Distributed Control

DCS future to be inspired by aerospace industry

ExxonMobil's choice of Lockheed Martin to help specify its next generation automation system is fueled by frustration.

By John Rezabek, process control specialist, ISP Corp.

In the past five years, my plant manager has permitted me to take part in the ongoing rounds of operator interviews, as we've sought out individuals to replace senior operators leaving for retirement and new opportunities. In our area, the vast majority of the people we interview have no idea what it's like to work in a large process plant. How do you give candidates some insight into an operator's work life?

Our operations manager liked the metaphor of a passenger plane. Similar to a plant in steady state, an airline flight is best when it's smooth and uneventful. Operators and pilots allow automated controls to stay on track, and are relaxed enough to wander around or use the facilities. However, like startups and shutdowns of a process plant, you'll find the flight crew at the helm during the stressful and risky times of takeoff and landing. Major maintenance, repairs, additions and upgrades can only be completed on the ground, and the plane doesn't make any money when it's in the hangar. And, unplanned interruptions to a flight—like unplanned interruptions to a continuous process—are abhorred, and have consequential visibility to high levels of the enterprise, even as far as Wall Street.

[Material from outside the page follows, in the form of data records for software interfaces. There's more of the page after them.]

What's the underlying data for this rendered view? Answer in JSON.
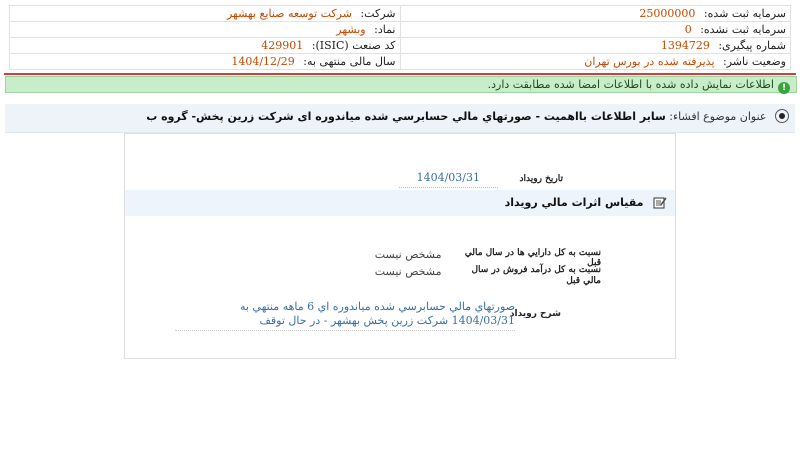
{
  "company_info": {
    "company_label": "شرکت:",
    "company_value": "شرکت توسعه صنایع بهشهر",
    "registered_capital_label": "سرمایه ثبت شده:",
    "registered_capital_value": "25000000",
    "symbol_label": "نماد:",
    "symbol_value": "وبشهر",
    "unregistered_capital_label": "سرمایه ثبت نشده:",
    "unregistered_capital_value": "0",
    "isic_label": "کد صنعت (ISIC):",
    "isic_value": "429901",
    "tracking_label": "شماره پیگیری:",
    "tracking_value": "1394729",
    "fiscal_year_label": "سال مالی منتهی به:",
    "fiscal_year_value": "1404/12/29",
    "publisher_status_label": "وضعیت ناشر:",
    "publisher_status_value": "پذیرفته شده در بورس تهران"
  },
  "notice": {
    "text": "اطلاعات نمایش داده شده با اطلاعات امضا شده مطابقت دارد."
  },
  "subject": {
    "label": "عنوان موضوع افشاء:",
    "title": "ساير اطلاعات بااهميت - صورتهاي مالي حسابرسي شده مياندوره ای شرکت زرين پخش- گروه ب"
  },
  "details": {
    "event_date_label": "تاريخ رويداد",
    "event_date_value": "1404/03/31",
    "section_title": "مقياس اثرات مالي رويداد",
    "assets_ratio_label": "نسبت به کل دارايي ها در سال مالي قبل",
    "assets_ratio_value": "مشخص نيست",
    "sales_ratio_label": "نسبت به کل درآمد فروش در سال مالي قبل",
    "sales_ratio_value": "مشخص نيست",
    "description_label": "شرح رويداد",
    "description_value": "صورتهاي مالي حسابرسي شده مياندوره اي 6 ماهه منتهي به 1404/03/31 شرکت زرين پخش بهشهر - در حال توقف"
  }
}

If you find the analogy compelling, you may also be intrigued by ExxonMobil's choice of Lockheed Martin to lead the fight for an open process automation solution for their large process plants. Exxon led the way in the 1970s and 1980s, deploying some of the first incarnations of DCS to refineries and chemical plants. The then-large corporate engineering departments had individuals stationed in the offices of their favorite suppliers to guide development and root out bugs and performance issues. No one had completely divorced their enterprise from legacy pneumatic and electronic controls before. In some ways, thanks to Exxon and their kin like Mobil and Amoco, the early DCS emerged after a few iterations as a highly reliable and bulletproof system. So bulletproof that many of those systems are still in service today. With billions of dollars to invest in replacements, and a large repertoire of invaluable advanced controls to migrate, ExxonMobil has been searching for a new "future-proof" strategy for years.

Clunky and underperforming, bolted-on solutions have caused many end users to regard open technologies as flawed.

The process industries probably have something to learn from the culture of aerospace, avionics and defense systems. The immediacy of the life-or-death consequences of small design choices, like tube fittings or terminal blocks, is much more compelling. Our choices as process control professionals can be just as consequential, but we can get away with more ignorance, sloppiness or laziness because our processes are largely unmanned, consequences evolve more slowly and—shamefully—no one trusts our instruments anyhow. When an aerospace engineer makes choices about what a pilot will see or experience, I'm guessing there may be a bit higher aesthetic as regards precision, timeliness, data validity and reliability. We're already learning and borrowing from the modern fighter cockpit's focus on "situational awareness" in the design of our HMIs.

ExxonMobil seems to think they can also teach us about open solutions.

In recent years, process industry systems suppliers seem to have become dismayed with open solutions, especially during the years when upstream projects in search of minimally engineered expedience were spending feverishly. Open standards (like fieldbus, for example) require greater effort and introduce uncertainty: vendors can't just de-bug their own offerings, they have to interoperate and interact on an intimate digital level with their competitors as well. Clunky and underperforming, bolted-on solutions have caused many end users to regard the open technologies as flawed.

In contrast, the defense avionics industry today embraces Future Airborne Capability Environment (FACE). FACE defines open standards from software clear down to interfaces and hardware backplanes. They have come to embrace this strategy because stovepipe solutions—as in closed and proprietary—were on an exponential and unsustainable cost trajectory. FACE enables extraordinary modularity, interoperability, scalability, and consequent cost efficiencies. ExxonMobil is aiming to launch a completely new platform for automation and control, and it's scheduled to become a reality very quickly.

Our normal vendors, whose pursuit of market dominance has given us irksome dualities like Foundation fieldbus, Profibus, WirelessHART, ISA 100.11, etc. in lieu of common platforms and open solutions, may find their solutions superseded. Stay tuned—the industry's next generation process automation platform is pushing back from the gate.